Friday 14 October 2011


You cannot beat experiencing something yourself before you write about it. Experience will give you a raw material to write about. OK, I am not suggesting you need to experience everything before you can write about it, but aspiring writers are always told to write about what they know, it makes writing easier.

When we were in Barcelona recently it was the city’s patron saint celebration and on the Sunday there was the traditional ending of the festival; the Correfoc, when the mouth of Hell opens and devils and dragons cavort through the streets. I had heard of this before but not appreciated the spectacle of it all. I had used the idea of fireworks and the giants (that are paraded on the Saturday) to make the Carnival scene in my novel more exotic.

I had wanted a number of things from this scene, I wanted the amplify the spectacle of the real Somerset Carnivals and to underline the otherworldly aspects of the story (it being set in a parallel world), I wanted to give the reader some of the history of the world via the floats and historical characters represented in the carnival parade and I also wanted to move the story along, to entertain.

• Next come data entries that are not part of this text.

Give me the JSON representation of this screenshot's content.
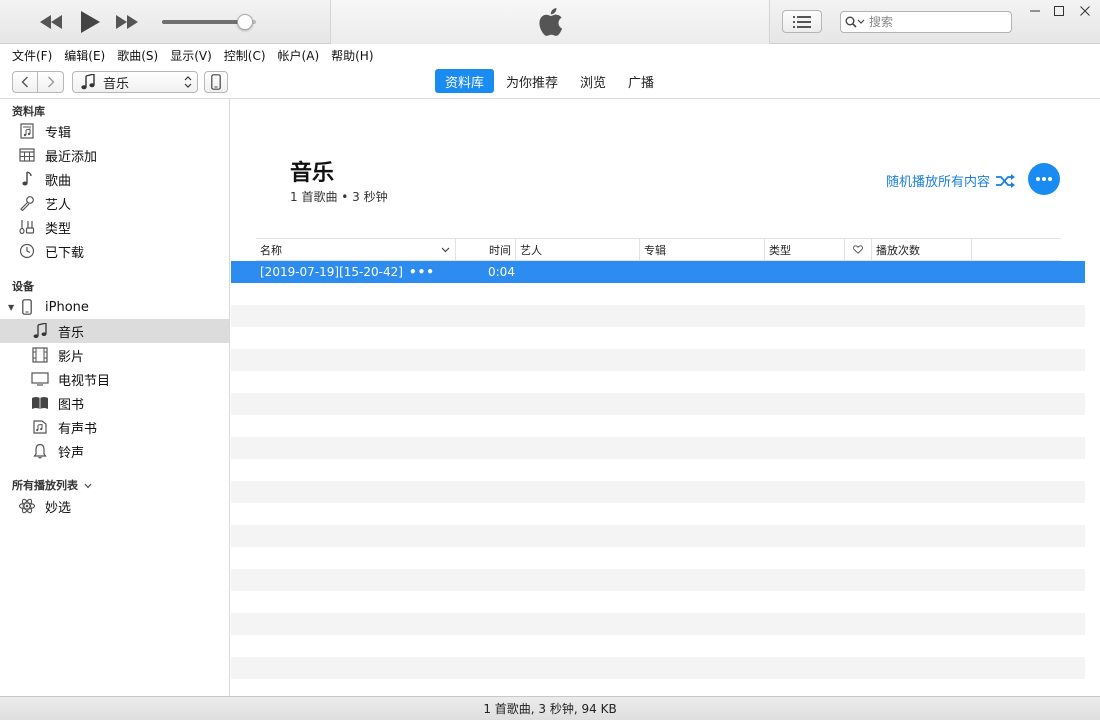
{
  "player": {
    "volume_percent": 88,
    "search_placeholder": "搜索"
  },
  "menu": [
    "文件(F)",
    "编辑(E)",
    "歌曲(S)",
    "显示(V)",
    "控制(C)",
    "帐户(A)",
    "帮助(H)"
  ],
  "nav": {
    "media_selector": "音乐",
    "tabs": [
      {
        "label": "资料库",
        "active": true
      },
      {
        "label": "为你推荐",
        "active": false
      },
      {
        "label": "浏览",
        "active": false
      },
      {
        "label": "广播",
        "active": false
      }
    ]
  },
  "sidebar": {
    "library_header": "资料库",
    "library_items": [
      {
        "label": "专辑",
        "icon": "album-icon"
      },
      {
        "label": "最近添加",
        "icon": "calendar-grid-icon"
      },
      {
        "label": "歌曲",
        "icon": "music-note-icon"
      },
      {
        "label": "艺人",
        "icon": "microphone-icon"
      },
      {
        "label": "类型",
        "icon": "genre-icon"
      },
      {
        "label": "已下载",
        "icon": "download-clock-icon"
      }
    ],
    "devices_header": "设备",
    "device_name": "iPhone",
    "device_items": [
      {
        "label": "音乐",
        "icon": "music-note-icon",
        "selected": true
      },
      {
        "label": "影片",
        "icon": "film-icon",
        "selected": false
      },
      {
        "label": "电视节目",
        "icon": "tv-icon",
        "selected": false
      },
      {
        "label": "图书",
        "icon": "book-icon",
        "selected": false
      },
      {
        "label": "有声书",
        "icon": "audiobook-icon",
        "selected": false
      },
      {
        "label": "铃声",
        "icon": "bell-icon",
        "selected": false
      }
    ],
    "playlists_header": "所有播放列表",
    "playlist_items": [
      {
        "label": "妙选",
        "icon": "genius-atom-icon"
      }
    ]
  },
  "main": {
    "title": "音乐",
    "subtitle": "1 首歌曲 • 3 秒钟",
    "shuffle_label": "随机播放所有内容",
    "columns": {
      "name": "名称",
      "time": "时间",
      "artist": "艺人",
      "album": "专辑",
      "genre": "类型",
      "plays": "播放次数"
    },
    "songs": [
      {
        "name": "[2019-07-19][15-20-42]",
        "time": "0:04",
        "artist": "",
        "album": "",
        "genre": "",
        "plays": ""
      }
    ]
  },
  "status": {
    "summary": "1 首歌曲, 3 秒钟, 94 KB"
  }
}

I had the image in my head of the narrator recognising a character across the street in the middle of the carnival parade and him running through the floats and people, then chasing the person through crowded streets (and ultimately fighting him amid the deserted stalls).

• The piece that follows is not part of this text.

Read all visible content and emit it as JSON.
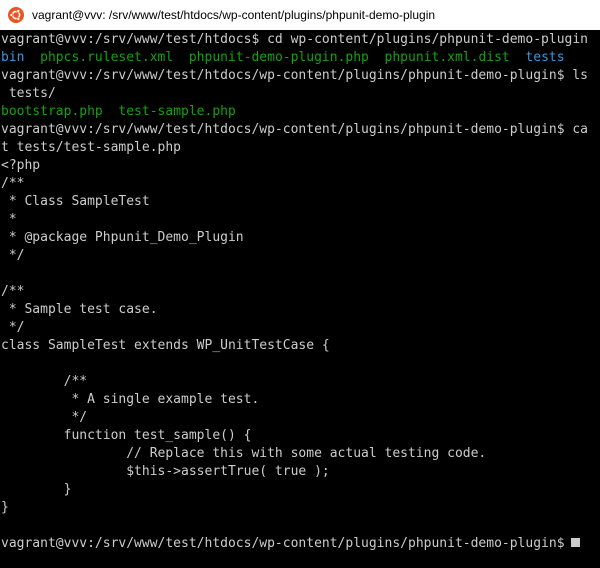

That Sunday when I watched the devils and dragons parade, spilling fireworks on the observers, I knew that section of the novel would have to be rewritten. I realised that it was too flat, that this experience would enrich that section of the novel.
Has anything similar ever happened to you?